June 7th, Chinese general Chamber of Commerce issued instructions that the situation be maintained while the high commissioners were investigating, which has had an excellent effect. The high-water mark of danger was reached on the 3rd and 4th. Since then ostensibly conditions have inclined to improve in every way except in regard to the strike. Strike is becoming more deep seated and extended, some workers returning, others going out. Shops have remained closed and also native banks. On the 5th shops were closed in the French Concession and reopened on the 7th.

Naval landing party on the 6th consisted of 335 American, 300 French, 45 Japanese, 60 British and [Italian] 110. These are doing police work and replacing strikers in public utilities such as water and light. It would be extremely hazardous for the force to be reduced materially until the conclusion of the Mixed Court trial.

The question of the reduction of the force is being considered this afternoon by the municipal and consular authorities. There are only 15 percent of the Chinese police of the Settlement on strike and 15 percent of the volunteers have been demobilized.

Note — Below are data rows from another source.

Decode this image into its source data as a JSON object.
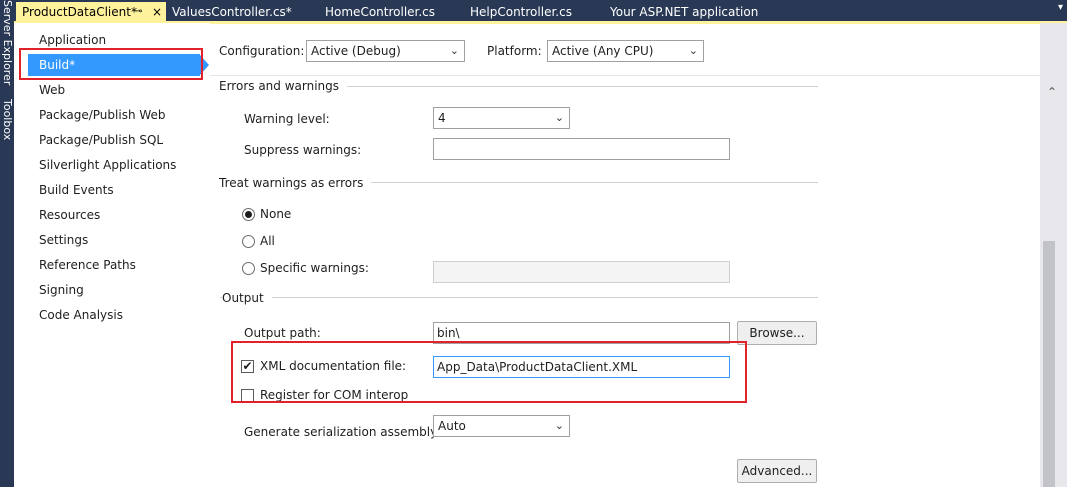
{
  "side_strip": {
    "server_explorer": "Server Explorer",
    "toolbox": "Toolbox"
  },
  "tabs": [
    {
      "label": "ProductDataClient*",
      "active": true
    },
    {
      "label": "ValuesController.cs*"
    },
    {
      "label": "HomeController.cs"
    },
    {
      "label": "HelpController.cs"
    },
    {
      "label": "Your ASP.NET application"
    }
  ],
  "tab_icons": {
    "pin": "⊸",
    "close": "×",
    "dropdown": "▾"
  },
  "nav": {
    "items": [
      "Application",
      "Build*",
      "Web",
      "Package/Publish Web",
      "Package/Publish SQL",
      "Silverlight Applications",
      "Build Events",
      "Resources",
      "Settings",
      "Reference Paths",
      "Signing",
      "Code Analysis"
    ],
    "selected_index": 1
  },
  "top": {
    "configuration_label": "Configuration:",
    "configuration_value": "Active (Debug)",
    "platform_label": "Platform:",
    "platform_value": "Active (Any CPU)"
  },
  "errors": {
    "title": "Errors and warnings",
    "warning_level_label": "Warning level:",
    "warning_level_value": "4",
    "suppress_label": "Suppress warnings:",
    "suppress_value": ""
  },
  "treat": {
    "title": "Treat warnings as errors",
    "none_label": "None",
    "all_label": "All",
    "specific_label": "Specific warnings:",
    "specific_value": "",
    "selected": "None"
  },
  "output": {
    "title": "Output",
    "path_label": "Output path:",
    "path_value": "bin\\",
    "browse_label": "Browse...",
    "xml_label": "XML documentation file:",
    "xml_checked": true,
    "xml_value": "App_Data\\ProductDataClient.XML",
    "com_label": "Register for COM interop",
    "com_checked": false,
    "serialization_label": "Generate serialization assembly:",
    "serialization_value": "Auto",
    "advanced_label": "Advanced..."
  },
  "icons": {
    "chevron": "⌄",
    "check": "✔",
    "scroll_up": "⌃"
  },
  "colors": {
    "tab_bar": "#293955",
    "active_tab": "#fff29d",
    "selection": "#3399ff",
    "highlight_box": "#e3212a"
  }
}
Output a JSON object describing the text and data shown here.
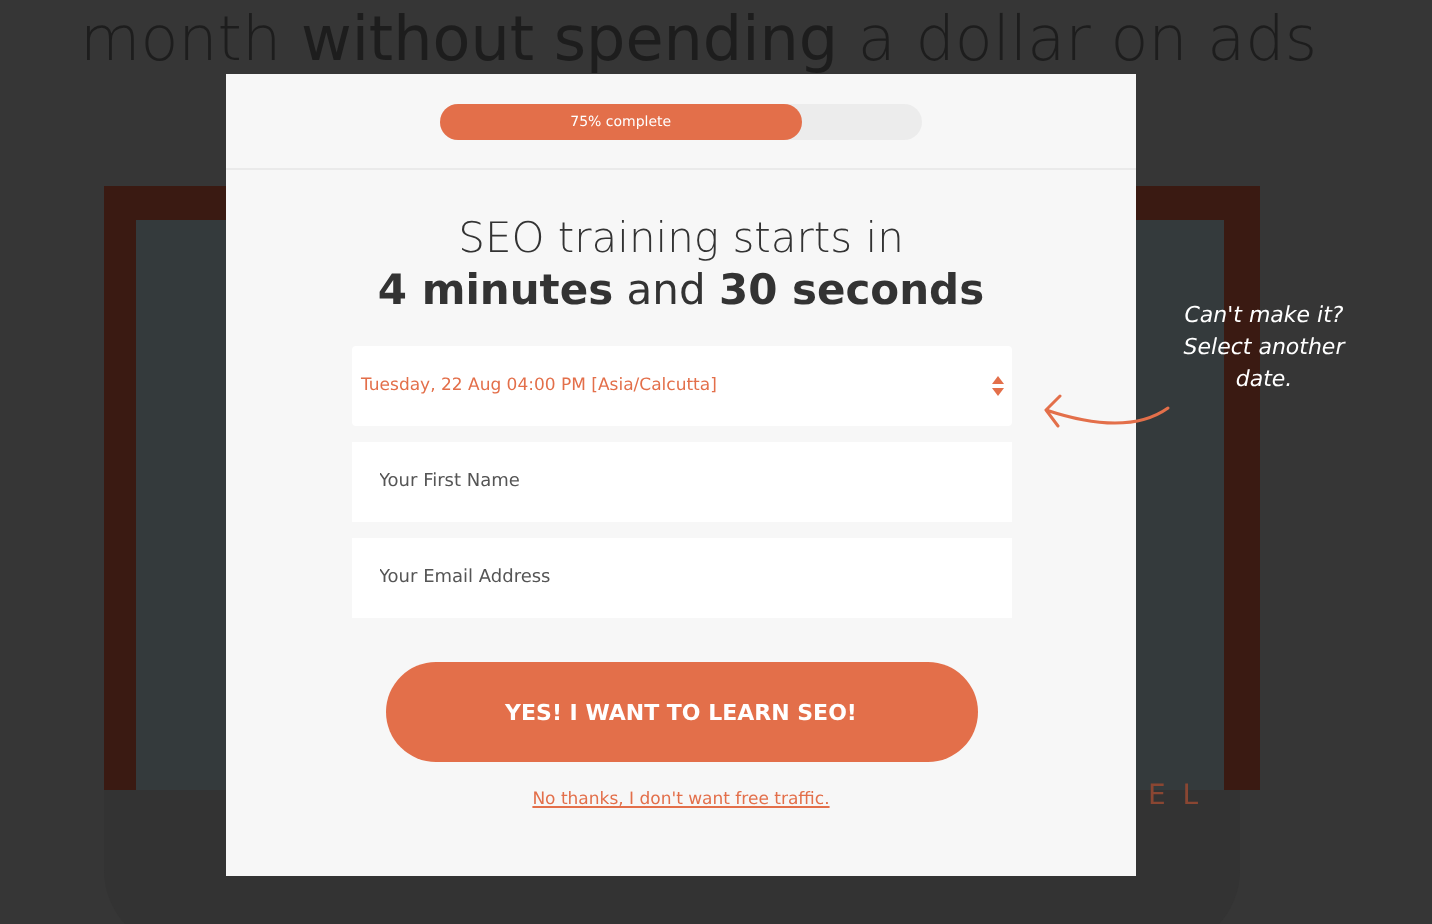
{
  "background": {
    "headline": "month **without spending** a dollar on ads",
    "logo_fragment": "E L"
  },
  "modal": {
    "progress": {
      "label": "75% complete",
      "level": 0.75
    },
    "heading": {
      "line_1": "SEO training starts in",
      "line_2": "**4 minutes** and **30 seconds**"
    },
    "date_select": {
      "value": "Tuesday, 22 Aug 04:00 PM [Asia/Calcutta]"
    },
    "fields": [
      {
        "placeholder": "Your First Name"
      },
      {
        "placeholder": "Your Email Address"
      }
    ],
    "submit_button": "YES! I WANT TO LEARN SEO!",
    "decline_link": "No thanks, I don't want free traffic."
  },
  "annotation": "Can't make it? Select another date."
}
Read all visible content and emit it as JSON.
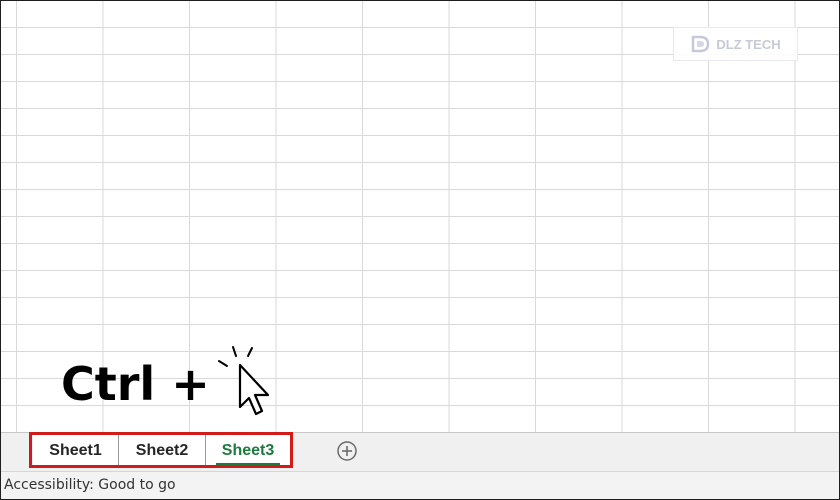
{
  "watermark": {
    "text": "DLZ TECH",
    "icon": "dlz-logo-icon"
  },
  "overlay": {
    "shortcut_text": "Ctrl +",
    "cursor_icon": "click-cursor-icon"
  },
  "sheet_tabs": {
    "tabs": [
      {
        "label": "Sheet1",
        "active": false
      },
      {
        "label": "Sheet2",
        "active": false
      },
      {
        "label": "Sheet3",
        "active": true
      }
    ],
    "active_color": "#1d7a3f",
    "highlight_color": "#d11b1b",
    "add_icon": "plus-circle-icon"
  },
  "status_bar": {
    "text": "Accessibility: Good to go"
  }
}
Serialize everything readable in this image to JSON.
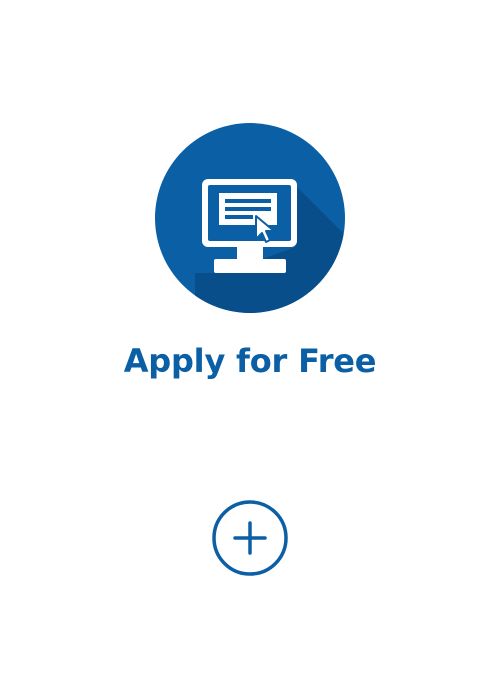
{
  "feature": {
    "title": "Apply for Free",
    "icon": "computer-application-icon",
    "expand_icon": "plus-circle-icon"
  },
  "colors": {
    "brand_blue": "#0b5fa5",
    "shadow_blue": "#084d87",
    "background": "#ffffff"
  }
}
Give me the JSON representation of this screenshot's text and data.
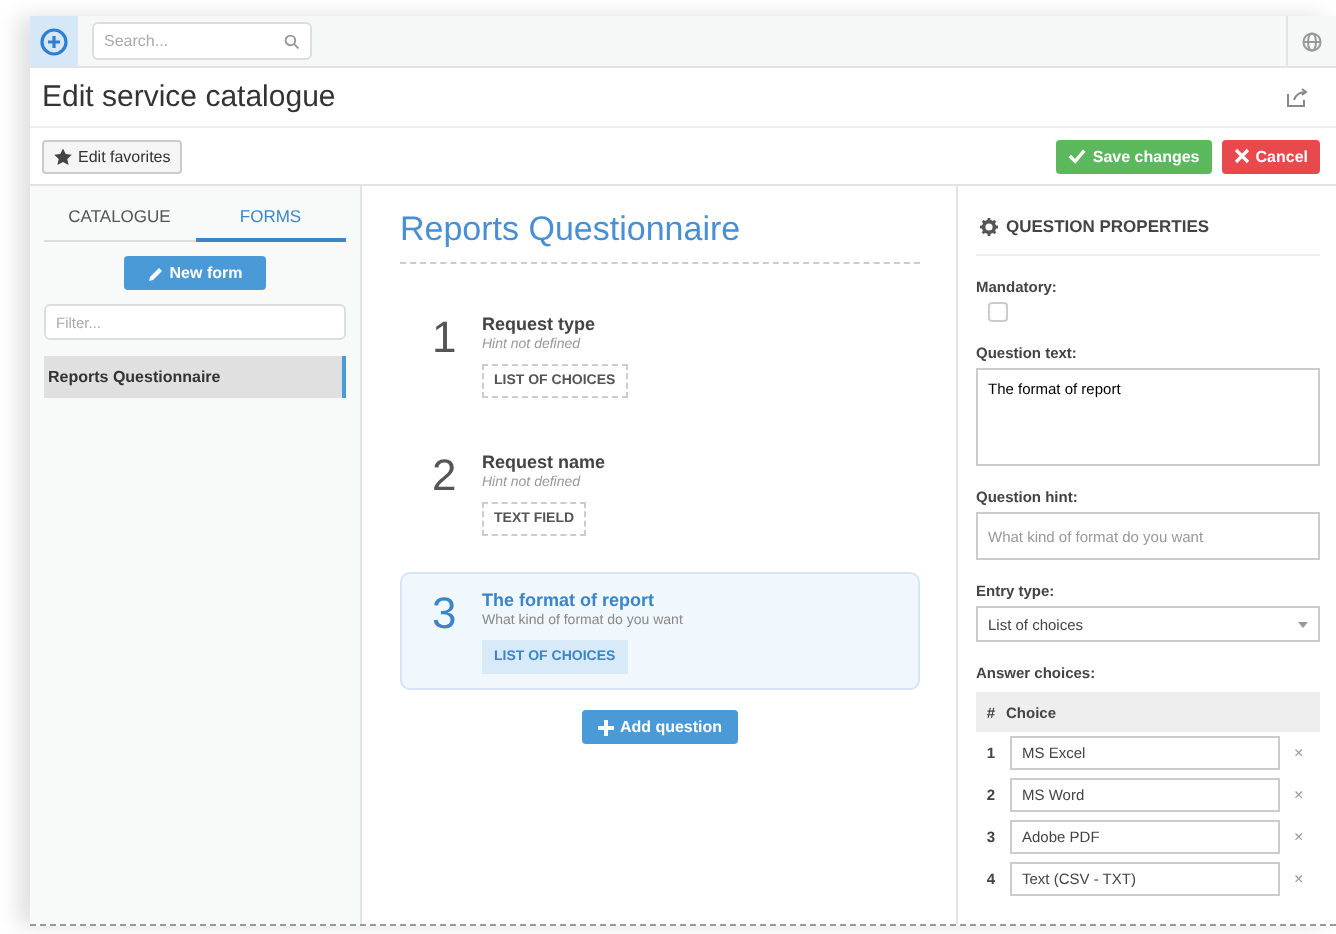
{
  "topbar": {
    "search_placeholder": "Search..."
  },
  "page_title": "Edit service catalogue",
  "toolbar": {
    "favorites": "Edit favorites",
    "save": "Save changes",
    "cancel": "Cancel"
  },
  "sidebar": {
    "tabs": [
      {
        "label": "CATALOGUE",
        "selected": false
      },
      {
        "label": "FORMS",
        "selected": true
      }
    ],
    "new_form": "New form",
    "filter_placeholder": "Filter...",
    "items": [
      {
        "label": "Reports Questionnaire",
        "selected": true
      }
    ]
  },
  "form": {
    "title": "Reports Questionnaire",
    "questions": [
      {
        "number": "1",
        "title": "Request type",
        "hint": "Hint not defined",
        "hint_defined": false,
        "type": "LIST OF CHOICES",
        "selected": false
      },
      {
        "number": "2",
        "title": "Request name",
        "hint": "Hint not defined",
        "hint_defined": false,
        "type": "TEXT FIELD",
        "selected": false
      },
      {
        "number": "3",
        "title": "The format of report",
        "hint": "What kind of format do you want",
        "hint_defined": true,
        "type": "LIST OF CHOICES",
        "selected": true
      }
    ],
    "add_question": "Add question"
  },
  "properties": {
    "heading": "QUESTION PROPERTIES",
    "mandatory_label": "Mandatory:",
    "mandatory": false,
    "text_label": "Question text:",
    "text": "The format of report",
    "hint_label": "Question hint:",
    "hint_placeholder": "What kind of format do you want",
    "entry_label": "Entry type:",
    "entry": "List of choices",
    "choices_label": "Answer choices:",
    "columns": [
      "#",
      "Choice"
    ],
    "choices": [
      {
        "number": "1",
        "value": "MS Excel",
        "remove": "×"
      },
      {
        "number": "2",
        "value": "MS Word",
        "remove": "×"
      },
      {
        "number": "3",
        "value": "Adobe PDF",
        "remove": "×"
      },
      {
        "number": "4",
        "value": "Text (CSV - TXT)",
        "remove": "×"
      }
    ]
  }
}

The police on June 8th discovered 18 different new handbills all containing antiforeign sentiment. Protestations of organizations have been particularly bitter against British and Japanese as have been the handbills. Other organizations insist that the move is not antiforeign but is a protest against the police action and is directed against British and Japanese. …